- Gale, Steven H., ed. The Films of Harold Pinter. Albany: SUNY P, 2001. ISBN 0-7914-4932-7. ISBN 978-0-7914-4932-5. Print.
- Sargeant, Amy: The Servant: Palgrave Macmillan/BFI Modern Classics: 2011: ISBN 1-84457-382-6
- Weedman, Christopher (2019). "A Dark Exilic Vision of 1960s Britain: Gothic Horror and Film Noir Pervading Losey and Pinter's The Servant." Journal of Cinema and Media Studies 58.3, pp. 93–117.
- "Films by Harold Pinter: The Servant 1963" at HaroldPinter.org – The Official Website of the International Playwright Harold Pinter
- "Harold Pinter & Joseph Losey", by Jamie Andrews, Harold Pinter Archive Blog, British Library, 15 June 2009.
- The Servant at IMDb

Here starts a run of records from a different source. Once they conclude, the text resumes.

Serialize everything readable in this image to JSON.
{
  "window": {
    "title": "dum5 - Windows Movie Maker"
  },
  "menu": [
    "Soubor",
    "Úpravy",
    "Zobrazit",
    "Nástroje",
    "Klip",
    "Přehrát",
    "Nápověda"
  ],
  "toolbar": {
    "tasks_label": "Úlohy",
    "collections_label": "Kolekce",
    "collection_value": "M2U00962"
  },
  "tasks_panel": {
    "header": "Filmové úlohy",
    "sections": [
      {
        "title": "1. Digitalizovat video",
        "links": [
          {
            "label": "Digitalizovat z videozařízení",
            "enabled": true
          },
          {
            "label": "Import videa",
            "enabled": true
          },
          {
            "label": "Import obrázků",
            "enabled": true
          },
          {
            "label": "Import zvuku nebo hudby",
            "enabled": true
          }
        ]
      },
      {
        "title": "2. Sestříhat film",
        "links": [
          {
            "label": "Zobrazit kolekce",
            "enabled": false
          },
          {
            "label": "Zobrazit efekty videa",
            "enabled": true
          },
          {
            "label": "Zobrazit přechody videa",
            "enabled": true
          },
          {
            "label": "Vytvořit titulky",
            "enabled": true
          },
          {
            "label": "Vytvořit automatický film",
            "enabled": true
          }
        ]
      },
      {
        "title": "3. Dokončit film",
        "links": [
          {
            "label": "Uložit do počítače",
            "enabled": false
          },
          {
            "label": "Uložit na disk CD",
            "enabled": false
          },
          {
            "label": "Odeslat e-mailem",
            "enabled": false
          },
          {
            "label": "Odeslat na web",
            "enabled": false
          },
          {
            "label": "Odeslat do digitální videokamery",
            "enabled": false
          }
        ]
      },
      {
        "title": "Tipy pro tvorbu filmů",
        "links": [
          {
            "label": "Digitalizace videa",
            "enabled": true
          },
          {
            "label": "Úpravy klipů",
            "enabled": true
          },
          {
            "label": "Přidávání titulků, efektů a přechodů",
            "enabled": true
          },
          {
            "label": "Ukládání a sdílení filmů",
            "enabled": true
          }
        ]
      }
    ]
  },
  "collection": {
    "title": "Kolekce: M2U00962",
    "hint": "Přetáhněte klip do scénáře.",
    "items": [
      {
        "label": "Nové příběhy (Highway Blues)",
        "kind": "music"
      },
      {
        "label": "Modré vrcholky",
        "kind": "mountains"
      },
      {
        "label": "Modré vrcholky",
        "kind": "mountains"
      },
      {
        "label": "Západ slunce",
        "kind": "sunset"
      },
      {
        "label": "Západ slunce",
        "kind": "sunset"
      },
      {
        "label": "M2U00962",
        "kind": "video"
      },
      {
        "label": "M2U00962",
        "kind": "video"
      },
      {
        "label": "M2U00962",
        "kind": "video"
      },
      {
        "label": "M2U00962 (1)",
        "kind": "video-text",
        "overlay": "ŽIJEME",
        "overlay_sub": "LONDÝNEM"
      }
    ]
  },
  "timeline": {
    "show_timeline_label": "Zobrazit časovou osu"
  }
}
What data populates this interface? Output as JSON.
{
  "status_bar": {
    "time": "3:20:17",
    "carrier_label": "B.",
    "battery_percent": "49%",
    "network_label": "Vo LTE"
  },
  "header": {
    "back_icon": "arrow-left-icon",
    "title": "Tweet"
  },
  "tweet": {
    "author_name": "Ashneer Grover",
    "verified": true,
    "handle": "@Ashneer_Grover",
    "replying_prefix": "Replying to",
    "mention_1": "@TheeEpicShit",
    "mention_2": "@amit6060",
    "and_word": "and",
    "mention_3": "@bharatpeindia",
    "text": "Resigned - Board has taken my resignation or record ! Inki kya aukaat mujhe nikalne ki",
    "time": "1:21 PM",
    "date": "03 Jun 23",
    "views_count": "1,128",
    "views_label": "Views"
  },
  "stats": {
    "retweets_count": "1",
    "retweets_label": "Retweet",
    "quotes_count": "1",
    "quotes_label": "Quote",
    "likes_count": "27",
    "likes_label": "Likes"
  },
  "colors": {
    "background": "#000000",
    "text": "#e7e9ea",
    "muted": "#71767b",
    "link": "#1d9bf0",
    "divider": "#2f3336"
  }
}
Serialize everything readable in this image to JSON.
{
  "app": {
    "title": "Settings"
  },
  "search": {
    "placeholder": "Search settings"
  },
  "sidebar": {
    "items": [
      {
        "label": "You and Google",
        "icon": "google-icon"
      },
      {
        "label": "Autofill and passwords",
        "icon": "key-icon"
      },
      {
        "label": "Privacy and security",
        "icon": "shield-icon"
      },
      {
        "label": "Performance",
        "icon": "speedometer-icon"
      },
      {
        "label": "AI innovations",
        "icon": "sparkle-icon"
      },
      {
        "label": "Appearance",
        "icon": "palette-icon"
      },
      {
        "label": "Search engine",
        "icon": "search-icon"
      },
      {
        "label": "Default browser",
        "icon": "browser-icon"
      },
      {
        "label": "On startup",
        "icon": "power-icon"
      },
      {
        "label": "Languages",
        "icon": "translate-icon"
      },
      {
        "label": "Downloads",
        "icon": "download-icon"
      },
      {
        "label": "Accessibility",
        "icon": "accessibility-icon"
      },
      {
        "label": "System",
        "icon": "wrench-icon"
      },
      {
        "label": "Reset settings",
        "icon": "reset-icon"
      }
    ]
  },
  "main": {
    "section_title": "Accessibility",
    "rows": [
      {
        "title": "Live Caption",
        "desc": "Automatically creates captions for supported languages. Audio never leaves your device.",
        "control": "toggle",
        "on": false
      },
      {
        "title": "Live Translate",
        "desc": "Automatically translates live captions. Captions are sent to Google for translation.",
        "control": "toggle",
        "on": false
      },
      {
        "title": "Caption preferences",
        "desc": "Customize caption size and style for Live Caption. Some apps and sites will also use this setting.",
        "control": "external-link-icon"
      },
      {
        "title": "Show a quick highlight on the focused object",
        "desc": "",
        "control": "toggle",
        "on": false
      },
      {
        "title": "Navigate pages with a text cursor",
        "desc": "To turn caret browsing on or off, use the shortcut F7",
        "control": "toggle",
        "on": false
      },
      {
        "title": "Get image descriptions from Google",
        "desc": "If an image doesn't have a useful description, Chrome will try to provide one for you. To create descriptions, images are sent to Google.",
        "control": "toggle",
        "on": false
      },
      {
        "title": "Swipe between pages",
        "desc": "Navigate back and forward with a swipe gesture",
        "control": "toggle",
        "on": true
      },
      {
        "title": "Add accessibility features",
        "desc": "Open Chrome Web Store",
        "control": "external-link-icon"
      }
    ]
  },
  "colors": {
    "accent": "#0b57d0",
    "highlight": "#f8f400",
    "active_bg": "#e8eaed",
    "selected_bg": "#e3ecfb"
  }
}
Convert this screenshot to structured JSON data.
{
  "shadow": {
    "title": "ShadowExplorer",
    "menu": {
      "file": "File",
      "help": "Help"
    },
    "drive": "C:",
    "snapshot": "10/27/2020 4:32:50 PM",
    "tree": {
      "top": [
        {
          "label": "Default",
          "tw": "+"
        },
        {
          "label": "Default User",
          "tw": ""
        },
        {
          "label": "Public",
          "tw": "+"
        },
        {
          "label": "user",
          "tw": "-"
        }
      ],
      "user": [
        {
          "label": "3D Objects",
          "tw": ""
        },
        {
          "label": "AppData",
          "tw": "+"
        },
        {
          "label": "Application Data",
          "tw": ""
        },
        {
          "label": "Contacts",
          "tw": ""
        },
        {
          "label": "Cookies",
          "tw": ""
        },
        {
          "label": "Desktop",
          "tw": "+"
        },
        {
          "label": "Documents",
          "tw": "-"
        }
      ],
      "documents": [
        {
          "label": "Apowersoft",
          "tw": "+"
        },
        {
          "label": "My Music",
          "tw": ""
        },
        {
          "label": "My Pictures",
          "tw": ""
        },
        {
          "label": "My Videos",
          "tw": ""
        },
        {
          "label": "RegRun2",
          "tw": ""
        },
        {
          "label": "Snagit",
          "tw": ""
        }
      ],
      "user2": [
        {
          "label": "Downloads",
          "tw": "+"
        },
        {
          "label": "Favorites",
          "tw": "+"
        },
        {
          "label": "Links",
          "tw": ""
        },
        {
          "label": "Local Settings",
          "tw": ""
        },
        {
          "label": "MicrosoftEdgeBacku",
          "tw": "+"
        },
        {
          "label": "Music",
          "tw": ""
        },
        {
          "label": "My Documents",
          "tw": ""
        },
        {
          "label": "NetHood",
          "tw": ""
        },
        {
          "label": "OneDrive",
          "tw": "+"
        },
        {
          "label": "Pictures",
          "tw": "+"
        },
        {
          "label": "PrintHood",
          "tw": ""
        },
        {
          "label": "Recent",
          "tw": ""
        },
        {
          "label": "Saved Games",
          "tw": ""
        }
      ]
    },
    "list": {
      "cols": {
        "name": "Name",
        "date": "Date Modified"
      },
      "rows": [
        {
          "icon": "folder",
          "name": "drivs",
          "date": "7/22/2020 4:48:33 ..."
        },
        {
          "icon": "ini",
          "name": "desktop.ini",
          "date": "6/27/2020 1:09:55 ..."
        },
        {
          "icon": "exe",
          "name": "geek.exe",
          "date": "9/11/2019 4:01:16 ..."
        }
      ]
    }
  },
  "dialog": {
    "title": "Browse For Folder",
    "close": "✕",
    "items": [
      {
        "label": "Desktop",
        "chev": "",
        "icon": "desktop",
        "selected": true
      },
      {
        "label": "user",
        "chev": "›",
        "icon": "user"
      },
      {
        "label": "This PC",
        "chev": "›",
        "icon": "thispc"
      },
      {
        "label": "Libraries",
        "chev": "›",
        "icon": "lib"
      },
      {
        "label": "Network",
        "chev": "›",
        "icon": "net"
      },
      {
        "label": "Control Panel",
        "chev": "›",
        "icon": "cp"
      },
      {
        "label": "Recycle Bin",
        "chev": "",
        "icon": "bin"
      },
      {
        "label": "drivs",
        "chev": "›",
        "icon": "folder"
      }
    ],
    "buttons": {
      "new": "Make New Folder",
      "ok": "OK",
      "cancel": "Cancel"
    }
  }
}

- The Servant at AllMovie – Includes "Plot synopsis"